MORMONISM FROM A MORMON' POINT OF VIEW.

Lake City. The tone of public feeling throughout the neighboring States and Territories is more favorable toward "woman's rights" than it is in any other part of the world; and, even if this be partly due to a reaction produced by Mormonism, it cannot fail in time to influence the female electors of Utah. Thus it is possible that a peaceable solution of the difficulty may be found, and polygamy may be abolished, not by external force, but by constitutional action within the Mormon community itself.

Meanwhile, this church of the nineteenth century possesses amazing vitality, and seems to carry us back to a by-gone era of belief, exhibiting as it does the phenomenon of a religious sect heartily convinced of its future mission and claiming the present for its own. While other churches look to the past for all that is best and truest in religion, the Latter-day Saints regard the present also as a period of miracle and revelation. They expect, in the immediate future, the conversion of all who inhabit their vast continent with as serene a confidence as that with which the early Christians seem to have anticipated the evangelization of the Roman Empire. It may be said of them that in theology they maintain the modern doctrine of continuity, rather than ancient theories of convulsion and catastrophe. Accepting, in a literal sense, the Jewish and Christian Scriptures, they apparently entertain no fear lest scientific research should undermine their faith, as they look for a continuous course of revelation, which shall harmonize theology with the general advance in human knowledge.

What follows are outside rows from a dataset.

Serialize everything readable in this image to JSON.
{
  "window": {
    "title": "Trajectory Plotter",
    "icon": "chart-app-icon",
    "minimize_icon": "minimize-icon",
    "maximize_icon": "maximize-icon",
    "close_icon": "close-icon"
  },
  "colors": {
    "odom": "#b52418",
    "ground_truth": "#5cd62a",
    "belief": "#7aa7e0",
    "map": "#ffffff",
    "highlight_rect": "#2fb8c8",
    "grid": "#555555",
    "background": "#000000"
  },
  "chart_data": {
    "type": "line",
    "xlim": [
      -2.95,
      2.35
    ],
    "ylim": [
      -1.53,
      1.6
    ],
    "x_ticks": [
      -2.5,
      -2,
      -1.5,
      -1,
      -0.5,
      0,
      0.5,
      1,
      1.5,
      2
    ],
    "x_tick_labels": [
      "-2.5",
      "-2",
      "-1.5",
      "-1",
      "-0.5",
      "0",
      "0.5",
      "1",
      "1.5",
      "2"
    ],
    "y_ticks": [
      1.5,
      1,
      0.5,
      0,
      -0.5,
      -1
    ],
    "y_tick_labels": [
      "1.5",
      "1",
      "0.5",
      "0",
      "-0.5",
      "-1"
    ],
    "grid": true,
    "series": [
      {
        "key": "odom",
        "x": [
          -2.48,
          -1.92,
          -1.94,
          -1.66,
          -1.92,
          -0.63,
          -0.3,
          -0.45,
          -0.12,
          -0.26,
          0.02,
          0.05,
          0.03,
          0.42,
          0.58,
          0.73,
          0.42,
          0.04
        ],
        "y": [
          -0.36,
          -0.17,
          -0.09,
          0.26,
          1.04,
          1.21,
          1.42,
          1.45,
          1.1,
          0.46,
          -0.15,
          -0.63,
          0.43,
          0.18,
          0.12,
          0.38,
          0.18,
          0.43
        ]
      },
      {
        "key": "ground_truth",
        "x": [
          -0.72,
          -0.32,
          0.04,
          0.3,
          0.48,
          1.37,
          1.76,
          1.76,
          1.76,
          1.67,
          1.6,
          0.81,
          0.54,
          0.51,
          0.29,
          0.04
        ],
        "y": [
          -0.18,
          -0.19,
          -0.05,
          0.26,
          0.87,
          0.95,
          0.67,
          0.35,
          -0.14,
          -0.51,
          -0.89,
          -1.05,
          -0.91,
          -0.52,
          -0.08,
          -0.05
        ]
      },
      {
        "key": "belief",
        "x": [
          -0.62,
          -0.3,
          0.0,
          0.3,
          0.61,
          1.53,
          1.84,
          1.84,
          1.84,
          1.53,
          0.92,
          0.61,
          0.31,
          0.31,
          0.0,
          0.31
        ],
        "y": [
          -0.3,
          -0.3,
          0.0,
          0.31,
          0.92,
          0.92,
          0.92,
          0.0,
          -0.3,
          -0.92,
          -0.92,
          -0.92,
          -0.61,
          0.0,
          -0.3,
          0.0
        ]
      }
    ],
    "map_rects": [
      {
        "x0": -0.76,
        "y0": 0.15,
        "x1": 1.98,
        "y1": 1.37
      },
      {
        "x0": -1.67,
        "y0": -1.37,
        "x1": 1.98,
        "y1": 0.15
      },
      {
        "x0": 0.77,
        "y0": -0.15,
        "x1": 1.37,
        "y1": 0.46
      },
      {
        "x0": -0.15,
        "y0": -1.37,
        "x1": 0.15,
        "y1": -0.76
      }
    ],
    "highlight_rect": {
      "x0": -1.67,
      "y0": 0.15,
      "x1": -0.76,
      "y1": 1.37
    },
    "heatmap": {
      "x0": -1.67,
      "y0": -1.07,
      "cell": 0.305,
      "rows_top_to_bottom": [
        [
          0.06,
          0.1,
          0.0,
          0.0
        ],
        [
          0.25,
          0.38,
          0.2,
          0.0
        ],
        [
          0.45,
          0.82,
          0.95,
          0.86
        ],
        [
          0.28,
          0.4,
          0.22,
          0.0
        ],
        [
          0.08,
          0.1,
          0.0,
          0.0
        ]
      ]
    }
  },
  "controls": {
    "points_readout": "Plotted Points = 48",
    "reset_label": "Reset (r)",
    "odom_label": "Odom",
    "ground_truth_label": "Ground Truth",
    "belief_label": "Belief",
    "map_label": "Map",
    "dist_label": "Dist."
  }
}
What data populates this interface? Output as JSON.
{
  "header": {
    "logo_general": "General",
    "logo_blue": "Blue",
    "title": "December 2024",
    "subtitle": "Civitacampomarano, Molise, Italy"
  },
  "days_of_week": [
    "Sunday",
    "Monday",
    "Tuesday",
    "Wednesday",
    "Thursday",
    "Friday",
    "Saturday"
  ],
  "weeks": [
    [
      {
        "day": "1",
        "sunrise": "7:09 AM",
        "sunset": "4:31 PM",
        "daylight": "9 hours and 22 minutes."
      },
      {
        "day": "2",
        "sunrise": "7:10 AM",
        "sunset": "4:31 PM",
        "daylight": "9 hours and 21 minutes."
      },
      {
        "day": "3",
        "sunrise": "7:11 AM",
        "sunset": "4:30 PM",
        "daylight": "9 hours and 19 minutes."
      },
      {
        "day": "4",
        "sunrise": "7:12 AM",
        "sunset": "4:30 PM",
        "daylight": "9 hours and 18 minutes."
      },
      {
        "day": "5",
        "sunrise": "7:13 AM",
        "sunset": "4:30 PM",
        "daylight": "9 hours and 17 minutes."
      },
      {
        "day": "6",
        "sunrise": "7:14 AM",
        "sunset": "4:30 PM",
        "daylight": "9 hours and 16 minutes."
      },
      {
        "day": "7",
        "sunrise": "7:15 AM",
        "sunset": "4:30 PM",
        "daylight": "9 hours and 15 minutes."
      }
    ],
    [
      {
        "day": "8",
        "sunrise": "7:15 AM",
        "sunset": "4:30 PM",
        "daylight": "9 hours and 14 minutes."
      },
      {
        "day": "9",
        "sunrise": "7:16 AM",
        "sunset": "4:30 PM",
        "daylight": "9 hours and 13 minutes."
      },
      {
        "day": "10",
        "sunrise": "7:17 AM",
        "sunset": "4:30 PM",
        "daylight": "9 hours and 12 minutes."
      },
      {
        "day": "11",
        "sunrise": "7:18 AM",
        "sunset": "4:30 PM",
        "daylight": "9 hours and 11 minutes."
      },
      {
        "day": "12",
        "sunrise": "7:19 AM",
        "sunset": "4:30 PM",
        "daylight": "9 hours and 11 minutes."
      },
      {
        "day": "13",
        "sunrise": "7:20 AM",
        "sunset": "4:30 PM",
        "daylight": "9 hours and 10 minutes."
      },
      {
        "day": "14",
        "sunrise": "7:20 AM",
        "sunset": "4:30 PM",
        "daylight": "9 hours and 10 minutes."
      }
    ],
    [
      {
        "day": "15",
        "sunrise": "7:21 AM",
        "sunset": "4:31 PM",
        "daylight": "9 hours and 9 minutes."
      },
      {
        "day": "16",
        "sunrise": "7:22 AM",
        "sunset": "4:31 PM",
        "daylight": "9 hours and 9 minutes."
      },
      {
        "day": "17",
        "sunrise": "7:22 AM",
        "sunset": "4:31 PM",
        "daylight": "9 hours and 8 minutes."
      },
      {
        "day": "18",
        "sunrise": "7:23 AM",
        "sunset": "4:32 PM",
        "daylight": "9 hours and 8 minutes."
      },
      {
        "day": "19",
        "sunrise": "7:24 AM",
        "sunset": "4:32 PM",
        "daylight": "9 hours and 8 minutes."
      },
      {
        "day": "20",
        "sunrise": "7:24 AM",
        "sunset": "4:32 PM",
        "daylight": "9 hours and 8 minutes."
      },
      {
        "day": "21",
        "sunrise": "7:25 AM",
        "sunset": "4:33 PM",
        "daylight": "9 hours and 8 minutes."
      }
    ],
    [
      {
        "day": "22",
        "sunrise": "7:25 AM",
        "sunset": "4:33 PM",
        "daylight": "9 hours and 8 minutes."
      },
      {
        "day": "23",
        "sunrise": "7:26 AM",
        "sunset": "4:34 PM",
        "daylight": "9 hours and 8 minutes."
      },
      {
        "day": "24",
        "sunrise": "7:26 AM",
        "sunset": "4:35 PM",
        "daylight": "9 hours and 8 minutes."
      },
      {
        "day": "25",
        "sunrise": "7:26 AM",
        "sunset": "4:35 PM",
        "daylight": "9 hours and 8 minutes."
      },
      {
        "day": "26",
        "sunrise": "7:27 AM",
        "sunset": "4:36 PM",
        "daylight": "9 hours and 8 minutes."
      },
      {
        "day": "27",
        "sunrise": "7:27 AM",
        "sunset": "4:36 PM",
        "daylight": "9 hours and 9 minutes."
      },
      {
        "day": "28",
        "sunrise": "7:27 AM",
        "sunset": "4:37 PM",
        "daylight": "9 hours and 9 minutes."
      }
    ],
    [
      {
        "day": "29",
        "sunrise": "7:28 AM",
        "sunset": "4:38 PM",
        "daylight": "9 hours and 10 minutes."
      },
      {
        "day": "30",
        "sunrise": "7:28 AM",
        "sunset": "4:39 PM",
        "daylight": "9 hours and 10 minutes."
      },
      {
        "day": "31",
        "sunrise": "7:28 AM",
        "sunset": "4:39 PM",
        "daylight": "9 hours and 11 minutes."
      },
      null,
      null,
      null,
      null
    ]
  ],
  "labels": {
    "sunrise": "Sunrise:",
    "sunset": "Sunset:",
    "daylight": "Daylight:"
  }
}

The title of Parley P. Pratt's recent work, "Key to the Science of Theology," 1874, may seem almost to involve a contradiction in terms; but it indicates the desire of a distinguished Mormon theologian to keep abreast, if possible, of the scientific spirit of the age. Whether the attempt to do this may have proved successful or not, his policy is surely wiser than that which has frequently placed science and theology in opposition so direct, that every conquest of knowledge over ignorance has appeared to be also a victory over religion. Indeed, Mr. Parley Pratt is entitled to a welcome from the lovers of free thought, considering how rarely theologians seek to identify the progress of their own tenets with that of humanity in every department of science and art, and how seldom it is that they do not

"Grow pale

Lest their own judgments should become too bright,
And their free thoughts be crimes, and earth have too much light."

To quote his own words:

"The creeds of the Fathers seem to have been cast in the mould of other ages, to be adapted to a more narrow sphere of intellectual development, and to be composed of material too much resembling cast-iron; or, at least, not sufficiently elastic to expand with the expansion of mind, to grow with the growth, and advance with the progressive principles of the age. For these reasons, per-